Dialectical Behaviour Therapy (DBT) was developed in the early nineties by Dr. Marsha Linehan to help people who struggle with emotion regulation, and more recently it has become a useful and evidenced-based treatment for Bulimia Nervosa and binge eating. In DBT clients are taught a variety of skills aimed at assisting them in managing their emotions, thoughts and behaviours, and tolerating distress without doing things like drug use and binge eating that are likely to make the situation worse.

A core component in using DBT to treat Bulimia is the behavioural chain analysis. In this process, an episode of binge eating or self-induced vomiting, for example, is studied in great detail. The problem behaviour is described, including the thoughts, feelings and physical sensations that occurred at the time. The precipitating event is also described in detail, along with factors that made the person particularly vulnerable at that time. Why did this happen today rather than yesterday, for example. Next, all the links in the chain from the precipitating event to the behaviour of concern (in this case the binge eating or vomiting) are uncovered. These links will be a series of thoughts, feelings, behaviours and events that led from the precipitating event and eventuated in the problem behaviour (binge or vomiting episode). Short and long term consequences are then identified. This part of the process provides an enormous amount of relevant information and often highlights features of the problem behaviour of which the person was previously unaware.

Next, a solution analysis is performed. At each link of the chain, DBT skills are identified that could have been used to help in averting the problem behaviour, and thus providing a different outcome for the person. A prevention strategy is also identified to allow for a different response to the precipitating event if it were to occur again. In this way, a person can develop a plan of action that is very specifically targeted to their particular problem behaviours and the ways in which those behaviours come about.
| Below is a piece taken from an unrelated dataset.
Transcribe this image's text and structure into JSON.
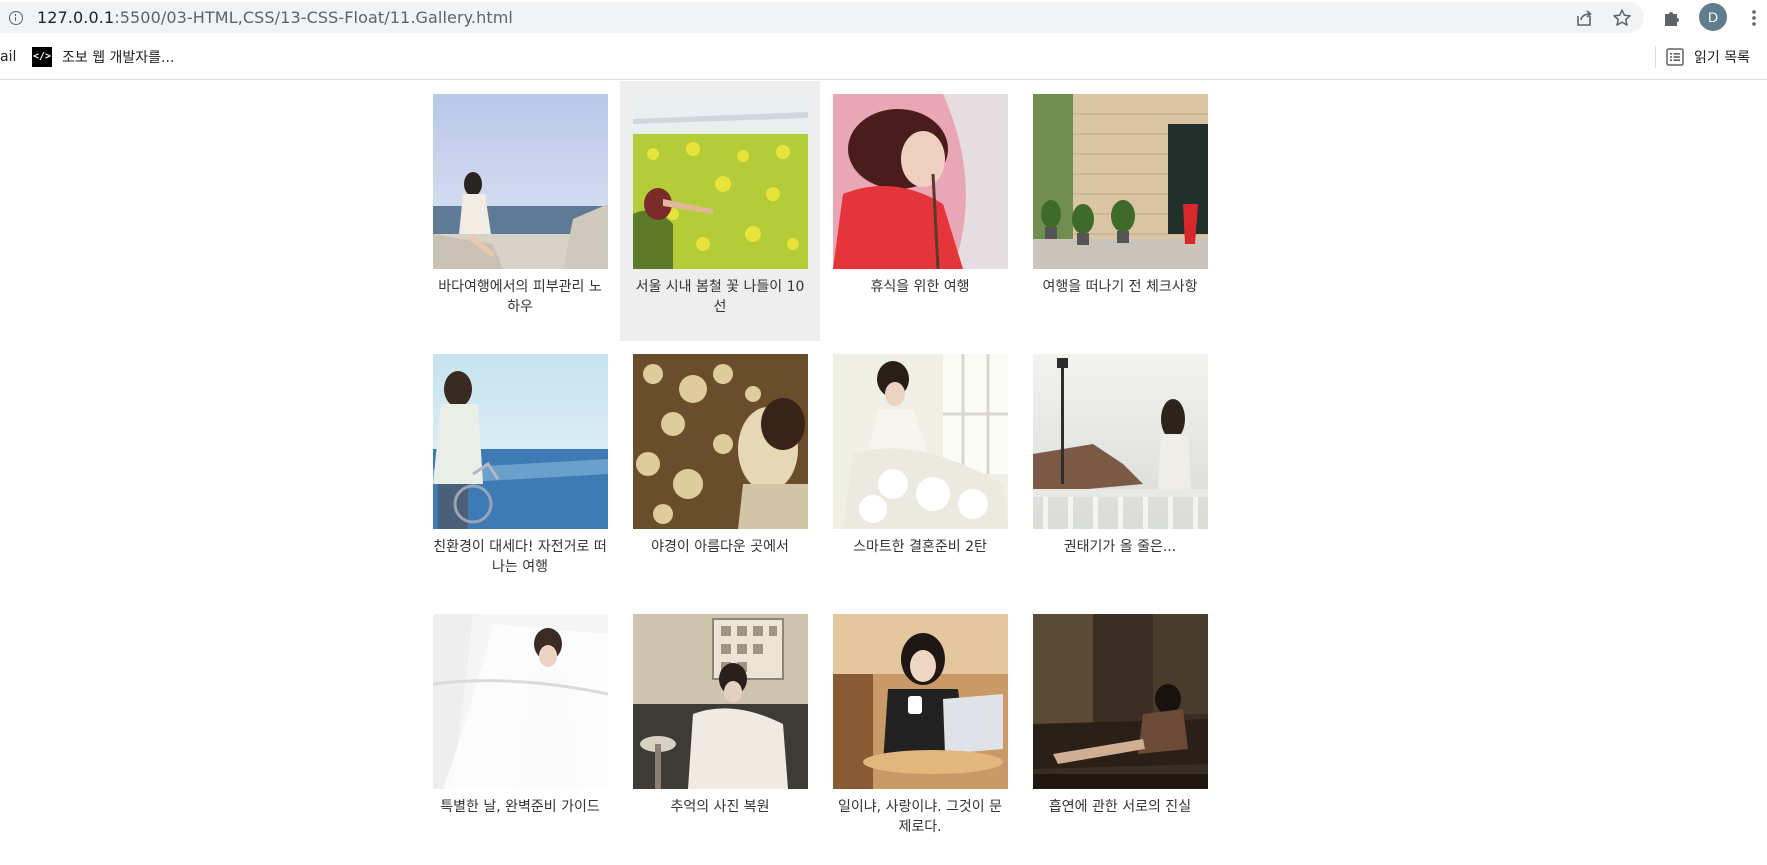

DBT provides a set of extremely useful life skills. Skilled coping and skilled behaviour increases confidence and self-esteem across a wide range of life situations. Using DBT approaches to treat Bulimia Nervosa and binge eating can bring a person an increased sense of control over her or his  eating patterns, and if combined with cognitive and behavioural strategies to address issues such as irregular eating and dietary restriction, and over-valuation of weight and shape, can provide important treatment for this distressing problem.

If you experience problems with binge eating or think you may have Bulimia, please consider making an appointment with me, so that we can explore your difficulties and decide whether Dialectical Behaviour Therapy is an appropriate treatment for you. I also invite you to review other articles on this website linked to Eating Disorders Brisbane and Dialectical Behaviour Therapy DBT  to obtain more information about both eating disorders and DBT.